the isles of Japan and the Kuriles were forced up, as they appear to have been,
by volcanic action from the ocean bed. The Ainos tell how this woman, the first
of their race, floated over the waves in a vessel which was freighted with bows
and lances, with nets and lines, and all things necessary for the chase and
fishing. She landed on an, island where was a beautiful garden, and in it she
dwelt alone and happily for a long period of years. "That garden still exists,"
say they, "but no living man has yet been able to find it." The close of this
reign of single-blessedness, so long enjoyed by this the first of the Amazons,
was brought about by a singular circumstance, which, however, can scarcely be
narrated here. There is not, as in most legends, the record of a broken
commandment, though transgression of some kind is implied; the change being
connected with the loss of the garden and the increase and dispersion of the
race. These events followed after the advent of a self-imposed protector whom
the lady of the isle had, in a period of weariness, permitted to enter and share
When the Ainos are visited at their own homes, they are free from that excessive bashfulness which they exhibit in presence of their Japanese masters. They are extremely hospitable, and are even eager to place at the disposal of their visitors all their little stock of provisions, their dried fish and furs. This real kindness on their part is not only a sufficient contrast to their roughness of exterior, but it attracts the attention of the observant traveller, when he also notices the physical strength of his hosts and the evidences of their prowess in the chase. Besides the implements and spoils of hunting and fishing, there is little wealth of any kind in their habitations. The disposition for accumulation is one that [p.38] is sure to be lost by a declining race; and any surplus of fish and furs which the Ainos gather appears to be absorbed by their tribute to their Japanese masters. It is those articles which are recognised by the Ainos as wealth, for of such consists the dowry which is brought by their brides on entering their new abode. Some writers have drawn unfavourable conclusions as to the social morality of the Ainos, from their practice of living in groups of several families. This, however, arises from their former system of patriarchal government; which, though now retaining some moral influence, has been superseded in penal matters by the authority of the Japanese. The Ainos formerly were monogamists; but now, when their resources admit of it, they imitate the Japanese practice of polygamy. In their marriage ceremonies they also imitate those of their conquerors. Like most other degenerate races, the Ainos have acquired a taste for tobacco and alcoholic drinks; of the latter, they use sak-ki, an intoxicating draught made from rice. The question suggests itself—What can the future have in store for this strange people? Their physical strength, which is considerable, might be applied to some agricultural labour suitable to the soil of Yesso; and their generous disposition would imply a a capability for their efforts being guided and directed. Yet, under the depressing influence of Japanese subjection, they seem to have lost all desire for progress of any kind. If, as seems likely, the Japanese polity should become disorganised, the Ainos might, in the commotion, be roused to some new efforts on their own behalf. Should some new branch of industry be found for them, then perhaps the continuance of this singular race might be secured for a few generations longer than their present prospects seem to promise.

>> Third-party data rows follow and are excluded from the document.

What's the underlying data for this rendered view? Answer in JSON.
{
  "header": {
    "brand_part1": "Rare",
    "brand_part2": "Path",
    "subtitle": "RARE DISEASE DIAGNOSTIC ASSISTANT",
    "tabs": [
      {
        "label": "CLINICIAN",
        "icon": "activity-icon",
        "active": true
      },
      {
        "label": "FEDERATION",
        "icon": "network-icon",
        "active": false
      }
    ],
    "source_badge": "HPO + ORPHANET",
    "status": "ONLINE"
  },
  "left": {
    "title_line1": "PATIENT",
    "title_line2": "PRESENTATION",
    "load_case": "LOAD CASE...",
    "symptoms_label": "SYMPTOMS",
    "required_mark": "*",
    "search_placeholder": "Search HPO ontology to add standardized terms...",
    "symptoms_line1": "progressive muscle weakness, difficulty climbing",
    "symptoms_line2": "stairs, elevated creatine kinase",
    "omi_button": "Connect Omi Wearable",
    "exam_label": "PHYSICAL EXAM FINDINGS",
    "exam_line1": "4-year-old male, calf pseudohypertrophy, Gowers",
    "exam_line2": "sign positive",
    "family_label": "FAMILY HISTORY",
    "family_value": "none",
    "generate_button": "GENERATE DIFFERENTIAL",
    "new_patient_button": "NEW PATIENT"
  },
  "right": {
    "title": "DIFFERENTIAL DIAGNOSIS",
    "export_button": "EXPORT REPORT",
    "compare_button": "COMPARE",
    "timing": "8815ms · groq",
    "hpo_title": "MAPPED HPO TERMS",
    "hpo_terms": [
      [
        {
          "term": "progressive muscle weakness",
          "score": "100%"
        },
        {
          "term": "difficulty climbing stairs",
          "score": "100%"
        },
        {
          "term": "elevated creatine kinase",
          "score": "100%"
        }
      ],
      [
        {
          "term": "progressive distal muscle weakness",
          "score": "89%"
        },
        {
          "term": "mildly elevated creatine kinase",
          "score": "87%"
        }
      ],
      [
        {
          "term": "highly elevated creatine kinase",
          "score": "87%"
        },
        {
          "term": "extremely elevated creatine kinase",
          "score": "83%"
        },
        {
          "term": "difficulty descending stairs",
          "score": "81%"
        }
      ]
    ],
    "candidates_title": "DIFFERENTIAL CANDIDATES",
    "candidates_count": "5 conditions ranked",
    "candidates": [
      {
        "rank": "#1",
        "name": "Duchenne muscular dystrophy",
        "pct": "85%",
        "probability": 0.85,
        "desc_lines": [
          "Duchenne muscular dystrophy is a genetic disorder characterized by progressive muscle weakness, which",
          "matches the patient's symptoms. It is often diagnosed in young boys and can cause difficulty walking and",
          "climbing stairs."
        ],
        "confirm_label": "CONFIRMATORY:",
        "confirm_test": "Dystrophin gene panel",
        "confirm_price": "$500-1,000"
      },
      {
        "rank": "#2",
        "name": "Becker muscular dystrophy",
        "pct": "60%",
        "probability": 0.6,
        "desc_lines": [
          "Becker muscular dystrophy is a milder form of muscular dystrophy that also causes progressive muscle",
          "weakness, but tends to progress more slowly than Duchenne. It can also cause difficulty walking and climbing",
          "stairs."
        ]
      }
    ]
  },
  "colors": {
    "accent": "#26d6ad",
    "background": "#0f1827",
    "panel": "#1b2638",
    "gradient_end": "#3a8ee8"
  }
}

1 But the people of the Kurile islands are a hairy race, like the Ainos, although the author seems unaware of this fact. Editor.
2 "Un jour, en revenant de la chasse, elle se sentit fatiguée, et pour se délasser elle alla se baigner dans la riviêre qui séparait ses domaines du reste du monde. Soudain elle aperçut un chien qui nageait vers elle avec rapidité. Effrayée, elle sortit de l'eau et se cacha derriêre un arbre. L'animal la suivit et lui demanda pourquoi elle s'etait enfuie: elle répondit qu'elle avait eu peur. 'Laisse-rnoi rester aupres de toi, dit alors le chien, je serai ton compagnon, ton protecteur, et tu ne craindras plus rien.' Elle y consentit, et de l'union de ces deuoc creatures naquirent les Ainos, c'est à dire les hommes."